What the Guru's Say We Should Be Doing...


■   LESS whole-class, teacher-directed instruction

(lecturing)  

■   LESS student passivity: sitting, listening, receiving, and absorbing  information
■   
LESS presentational, one-way transmission of information from teacher to student
■   
LESS prizing and rewarding of silence in the classroom
■   
LESS classroom time devoted to fill-in-the-blank worksheets, dittos, workbooks, and other “seatwork”
■   
LESS student time spent reading textbooks and basal readers
■   
LESS rote memorization of facts and details
■   
LESS emphasis on the competition and grades in school
■   
LESS tracking or leveling students into “ability groups”


■   MORE experiential, inductive, hands-on learning
■   
MORE active learning, with all the attendant noise and movement of students doing, talking, and collaborating
■   
MORE diverse roles for teachers, including coaching, demonstrating, and modeling
■   
MORE emphasis on higher-order thinking
■   
MORE reading of real texts: whole books, primary sources, and nonfiction materials

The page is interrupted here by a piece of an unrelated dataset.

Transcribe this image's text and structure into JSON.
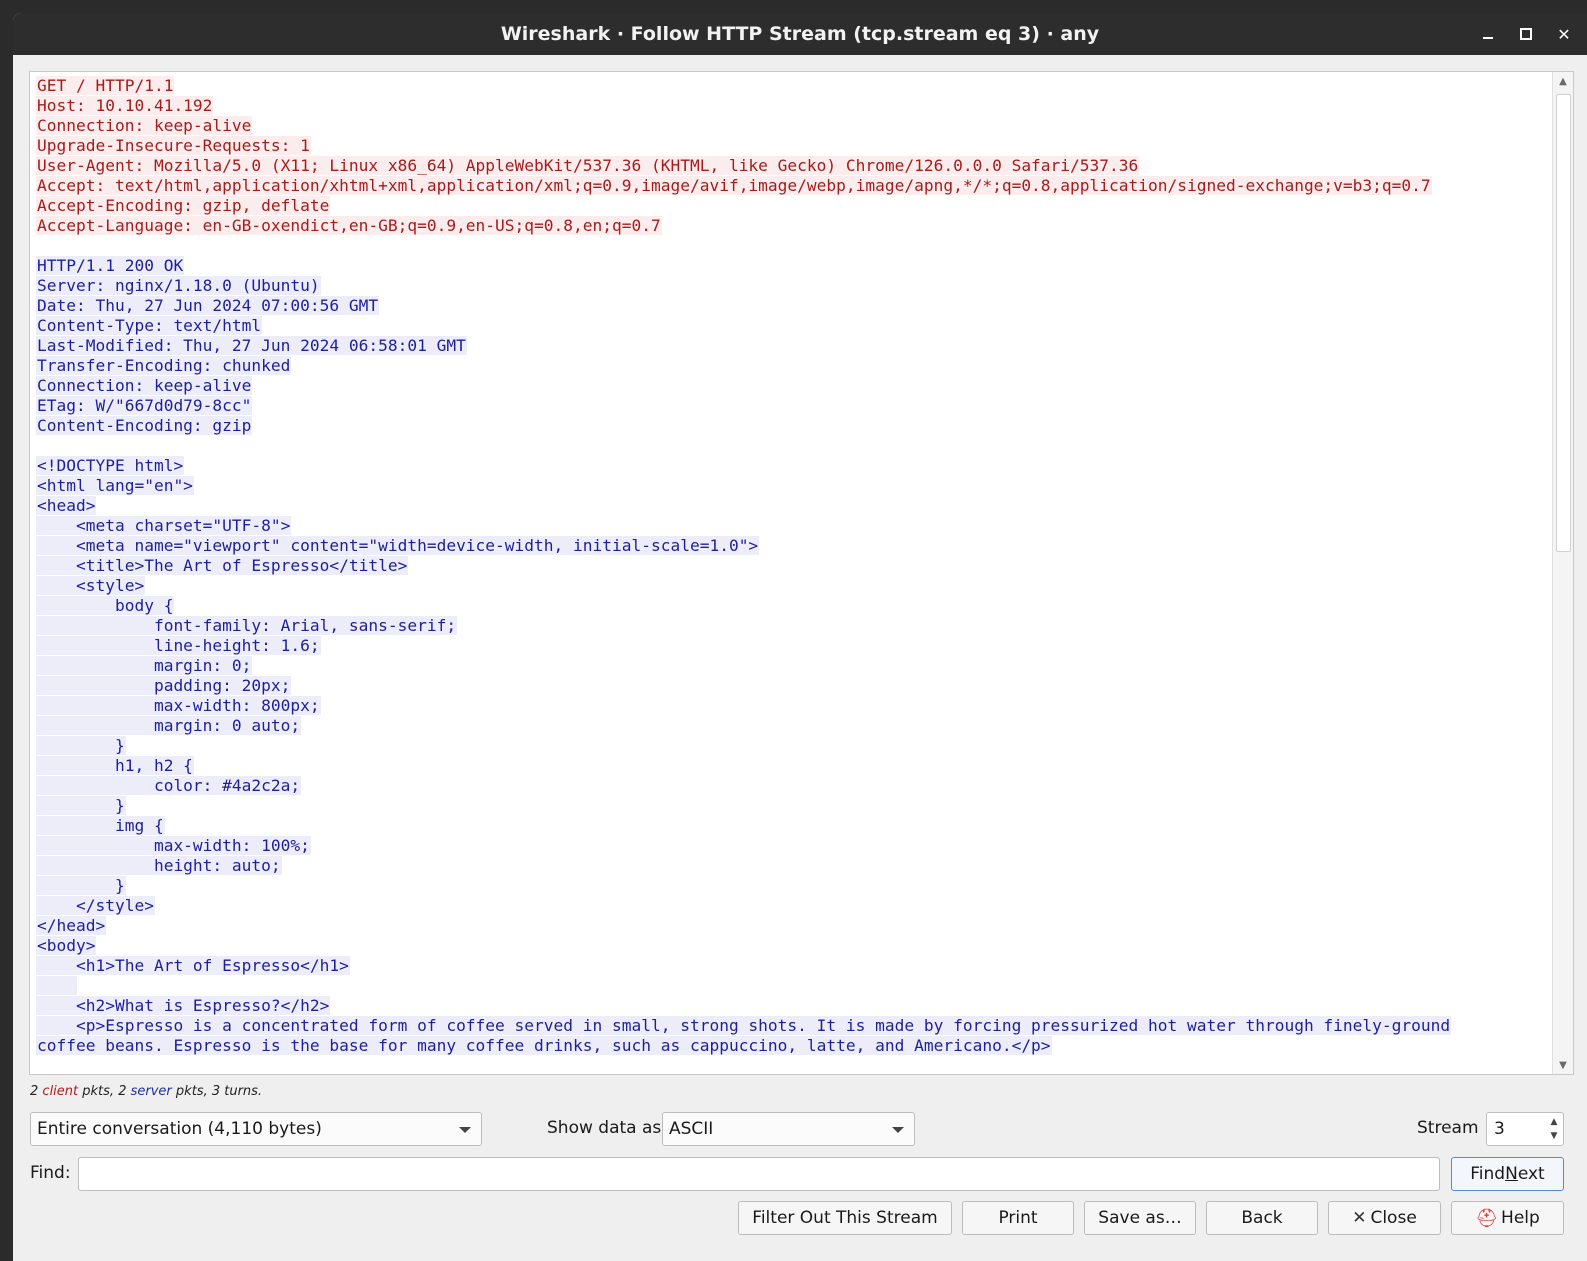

     The above ideas sound pretty good, don't they?  What the gurus say we should be doing is not even close to the way you were taught in school, are they?  Not me, either.  

 

     We were taught lecture-style, from as young as third grade.  Maybe even earlier.  We sat and listened and were expected to remember the gems our teacher was imparting to us when it came time to complete the worksheet.
        Those days are largely gone, if one is following Best Practices.  Even when given a paper and pencil activity, students are encouraged to discuss it with their 'learning partner' while completing it.
     

     Most of the modern replacements to teacher whole-group instruction are probably for the best, if you want students to receive an education that encourages them to become thinkers.

      There are just two tiny problems keeping this from happening in any meaningful way:

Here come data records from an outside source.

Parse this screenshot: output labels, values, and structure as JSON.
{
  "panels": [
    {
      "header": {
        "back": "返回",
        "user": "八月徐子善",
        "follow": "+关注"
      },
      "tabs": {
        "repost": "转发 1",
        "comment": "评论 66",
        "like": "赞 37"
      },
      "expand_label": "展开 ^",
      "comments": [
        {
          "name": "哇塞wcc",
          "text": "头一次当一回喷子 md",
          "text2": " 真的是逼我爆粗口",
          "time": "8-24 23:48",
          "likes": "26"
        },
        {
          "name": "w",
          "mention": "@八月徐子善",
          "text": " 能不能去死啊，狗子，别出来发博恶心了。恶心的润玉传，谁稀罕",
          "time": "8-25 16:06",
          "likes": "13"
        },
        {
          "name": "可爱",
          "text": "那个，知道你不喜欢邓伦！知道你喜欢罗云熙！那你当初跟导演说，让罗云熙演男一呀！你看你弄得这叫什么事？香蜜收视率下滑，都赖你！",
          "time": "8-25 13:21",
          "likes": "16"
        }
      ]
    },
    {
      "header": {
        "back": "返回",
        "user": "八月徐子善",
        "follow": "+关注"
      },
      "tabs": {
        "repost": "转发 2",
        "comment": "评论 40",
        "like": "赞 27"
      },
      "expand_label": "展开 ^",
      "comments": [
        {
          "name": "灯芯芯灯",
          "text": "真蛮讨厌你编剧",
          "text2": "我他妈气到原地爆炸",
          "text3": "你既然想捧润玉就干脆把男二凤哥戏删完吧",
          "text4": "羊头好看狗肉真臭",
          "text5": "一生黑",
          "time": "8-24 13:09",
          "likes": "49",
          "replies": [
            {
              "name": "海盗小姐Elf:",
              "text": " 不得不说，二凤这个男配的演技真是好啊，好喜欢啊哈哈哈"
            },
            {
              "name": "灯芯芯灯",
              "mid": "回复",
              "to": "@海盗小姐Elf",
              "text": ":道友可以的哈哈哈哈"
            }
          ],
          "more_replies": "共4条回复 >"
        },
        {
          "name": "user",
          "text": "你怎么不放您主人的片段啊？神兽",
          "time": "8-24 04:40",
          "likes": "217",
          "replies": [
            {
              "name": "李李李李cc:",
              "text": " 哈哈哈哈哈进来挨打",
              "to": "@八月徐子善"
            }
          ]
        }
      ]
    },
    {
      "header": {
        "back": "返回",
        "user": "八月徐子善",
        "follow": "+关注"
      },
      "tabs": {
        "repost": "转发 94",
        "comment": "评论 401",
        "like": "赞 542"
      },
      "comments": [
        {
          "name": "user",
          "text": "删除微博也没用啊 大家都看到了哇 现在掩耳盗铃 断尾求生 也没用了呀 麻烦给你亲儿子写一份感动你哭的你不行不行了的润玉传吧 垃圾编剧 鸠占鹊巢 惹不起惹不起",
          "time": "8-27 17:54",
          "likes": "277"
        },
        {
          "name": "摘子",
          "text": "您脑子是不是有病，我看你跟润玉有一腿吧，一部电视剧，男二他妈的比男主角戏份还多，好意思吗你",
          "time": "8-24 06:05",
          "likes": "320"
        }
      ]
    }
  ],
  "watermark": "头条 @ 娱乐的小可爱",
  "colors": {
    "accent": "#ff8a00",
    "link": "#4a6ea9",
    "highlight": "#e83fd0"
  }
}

         1)  class size -- Spend time in your child's classroom.  The ratio of children to adults (usually 30+ to one) makes interactive teaching logistically improbable.


        2) student malaise --  Many young people seem bent on the instant gratification offered by their smart electronic devices.  Their inability to connect what they do NOW with their future happiness and earning potential is mind-blowing.  But listen to any "expert" on education, and you'd think the kids are lining up eagerly for their quality education.  If only!

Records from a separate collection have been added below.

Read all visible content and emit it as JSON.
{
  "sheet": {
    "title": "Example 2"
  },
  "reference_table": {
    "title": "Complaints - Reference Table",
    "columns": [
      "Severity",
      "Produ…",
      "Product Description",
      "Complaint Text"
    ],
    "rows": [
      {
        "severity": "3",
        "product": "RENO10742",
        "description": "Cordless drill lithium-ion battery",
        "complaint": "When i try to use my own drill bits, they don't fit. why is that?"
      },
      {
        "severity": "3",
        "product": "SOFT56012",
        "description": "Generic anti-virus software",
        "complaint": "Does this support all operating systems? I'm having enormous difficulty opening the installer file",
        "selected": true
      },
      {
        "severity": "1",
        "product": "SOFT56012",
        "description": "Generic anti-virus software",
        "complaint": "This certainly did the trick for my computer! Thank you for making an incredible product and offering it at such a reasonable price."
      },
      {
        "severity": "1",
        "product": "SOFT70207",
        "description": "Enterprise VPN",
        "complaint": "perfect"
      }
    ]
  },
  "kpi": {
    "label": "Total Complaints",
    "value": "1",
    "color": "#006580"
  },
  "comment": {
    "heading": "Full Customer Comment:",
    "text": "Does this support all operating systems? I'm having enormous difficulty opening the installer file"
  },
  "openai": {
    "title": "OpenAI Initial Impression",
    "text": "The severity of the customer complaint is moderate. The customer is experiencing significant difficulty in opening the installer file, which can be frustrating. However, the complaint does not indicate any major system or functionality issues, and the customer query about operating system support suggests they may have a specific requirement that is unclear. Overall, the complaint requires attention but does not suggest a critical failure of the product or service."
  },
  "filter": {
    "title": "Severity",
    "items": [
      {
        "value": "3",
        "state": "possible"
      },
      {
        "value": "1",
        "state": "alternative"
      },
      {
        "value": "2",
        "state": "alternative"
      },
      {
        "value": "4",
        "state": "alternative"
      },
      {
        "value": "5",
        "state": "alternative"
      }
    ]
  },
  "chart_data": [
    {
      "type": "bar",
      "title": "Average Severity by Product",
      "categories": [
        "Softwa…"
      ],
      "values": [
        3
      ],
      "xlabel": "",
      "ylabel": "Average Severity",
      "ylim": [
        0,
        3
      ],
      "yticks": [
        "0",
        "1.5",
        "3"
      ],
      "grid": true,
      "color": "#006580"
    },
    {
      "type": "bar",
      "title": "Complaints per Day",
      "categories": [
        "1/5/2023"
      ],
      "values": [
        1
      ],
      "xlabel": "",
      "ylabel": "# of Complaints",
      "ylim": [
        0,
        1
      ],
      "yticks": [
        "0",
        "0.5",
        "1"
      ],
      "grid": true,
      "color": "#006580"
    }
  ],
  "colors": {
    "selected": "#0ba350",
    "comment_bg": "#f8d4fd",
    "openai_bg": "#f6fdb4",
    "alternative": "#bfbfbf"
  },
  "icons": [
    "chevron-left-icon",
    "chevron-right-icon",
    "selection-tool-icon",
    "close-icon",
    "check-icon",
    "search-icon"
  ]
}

     Time to wake up from the decades-long Stepford Wives approach to education  that now consumes our public schools, America.  As it stands now, we are just paying lip service to the idea that we are educating our children in a way that will help them achieve success in our 21st century world.  It's time to hold children accountable in the classroom.

     And to put a stop to this idiotic philosophy that if I only make it 'fun', the children will learn.

But how does it really work in practice?

    Finally:  A Voice of Reason Among the Educational Researchers...

 

     The biggest reason differentiation doesn't work, and never will, is the way students are deployed in most of our nation's classrooms.  Toss together several students who struggle to learn, along with a smattering of gifted kids, while adding a few English-language learners and a bunch of academically average students and expect a single teacher to differentiate for all of them.  

     That is a recipe for academic disaster if ever I saw one.  Such an admixture of students with varying abilities in one classroom causes even the most experienced and conscientious teachers to flinch, as they know the task of reaching each child is an impossible one.

Dr. James Delisle

in Education Week

Very few people in authority will address the illogical practices in education today because it is such a lucrative business to tout ideologies and practices, particularly if one can concoct an angle that appears innovative.

 
 
 

Instructional

videos  for  teachers

Let's take a look at some instructional indoctrination videos.  Substitute learning targets for learning intentions in the first video to the right.  Can anyone tell what is actually supposed to happen in a classroom according to this video?

 
 
T.L. Zempel, author and retired teacher
Contact:
     
     

copyright 2020 by TL Zempel